The New York City law is part of a larger trend at the state and federal levels. Similar provisions were included in the US Federal Privacy and Data Protection Act, introduced earlier this year, while the Algorithmic Accountability Act would require “impact studies” of automated decision systems with various use cases, including employment. Additionally, California is to add responsibility related to the use of AI recruiting tools to state anti-discrimination laws.
However, there are concerns that legislation is not the right way to approach AI when hiring. “New York City law doesn’t mandate anything new,” Scherer said. “The disclosure requirement isn’t very meaningful, and the audit requirement is just a narrow subset of what federal law already requires.”
Given the limited guidelines issued by New York City officials before the law took effect on January 1, 2023, it’s also unclear what a technology audit looks like. — or how it should be done. Walton said employers will likely need to partner with someone who has expertise in data and business analytics.
On a higher level, Stoyanovich said AI recruiting tools would benefit from a standards-based audit process. Standards should be discussed publicly, she said, and certification should be done by an independent body — whether it’s a non-profit organization, government agency, or other entity that makes no profit from it. Given these needs, Scherer said he believes regulatory action is preferable to legislation.
The challenge for those working for tighter regulation of these tools is to get policymakers to lead the conversation.
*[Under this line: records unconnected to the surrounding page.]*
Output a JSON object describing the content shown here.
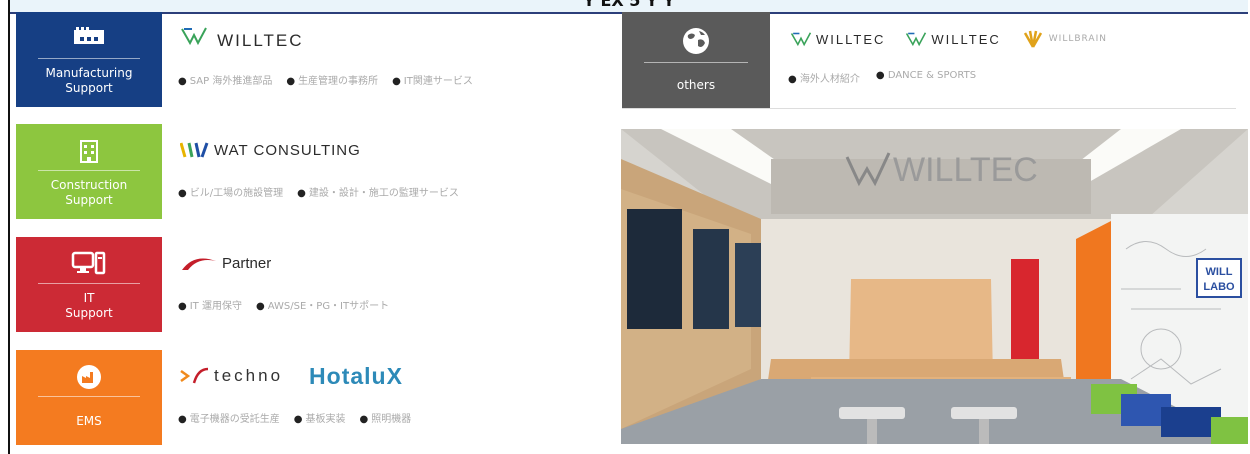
{
  "header": {
    "title": "Y EX 5 Y Y"
  },
  "rows": [
    {
      "tile": {
        "label": "Manufacturing\nSupport",
        "color": "#163f84",
        "icon": "factory-icon"
      },
      "logos": [
        {
          "text": "WILLTEC",
          "icon": "willtec-mark-icon"
        }
      ],
      "services": [
        "SAP 海外推進部品",
        "生産管理の事務所",
        "IT関連サービス"
      ]
    },
    {
      "tile": {
        "label": "Construction\nSupport",
        "color": "#8dc63f",
        "icon": "building-icon"
      },
      "logos": [
        {
          "text": "WAT CONSULTING",
          "icon": "wat-mark-icon"
        }
      ],
      "services": [
        "ビル/工場の施設管理",
        "建設・設計・施工の監理サービス"
      ]
    },
    {
      "tile": {
        "label": "IT\nSupport",
        "color": "#cc2a35",
        "icon": "computer-icon"
      },
      "logos": [
        {
          "text": "Partner",
          "icon": "partner-swoosh-icon"
        }
      ],
      "services": [
        "IT 運用保守",
        "AWS/SE・PG・ITサポート"
      ]
    },
    {
      "tile": {
        "label": "EMS",
        "color": "#f47b20",
        "icon": "factory-circle-icon"
      },
      "logos": [
        {
          "text": "techno",
          "icon": "techno-mark-icon"
        },
        {
          "text": "HotaluX",
          "icon": ""
        }
      ],
      "services": [
        "電子機器の受託生産",
        "基板実装",
        "照明機器"
      ]
    }
  ],
  "others": {
    "label": "others",
    "color": "#5a5a5a",
    "icon": "globe-icon",
    "logos": [
      "WILLTEC",
      "WILLTEC",
      "WILLBRAIN"
    ],
    "services": [
      "海外人材紹介",
      "DANCE & SPORTS"
    ]
  },
  "photo": {
    "sign_text": "WILLTEC",
    "labo_text": "WILL\nLABO",
    "accent_red": "#d8262e",
    "accent_orange": "#f0771f",
    "wood": "#e7b887"
  }
}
“The tools are already there, and the policy is not keeping pace with technological change,” Scherer said. “We are working to ensure that policymakers are aware that there must be real requirements for audits on these tools, and that there must be meaningful disclosure and accountability when the tools lead to discrimination . We have a long way to go.”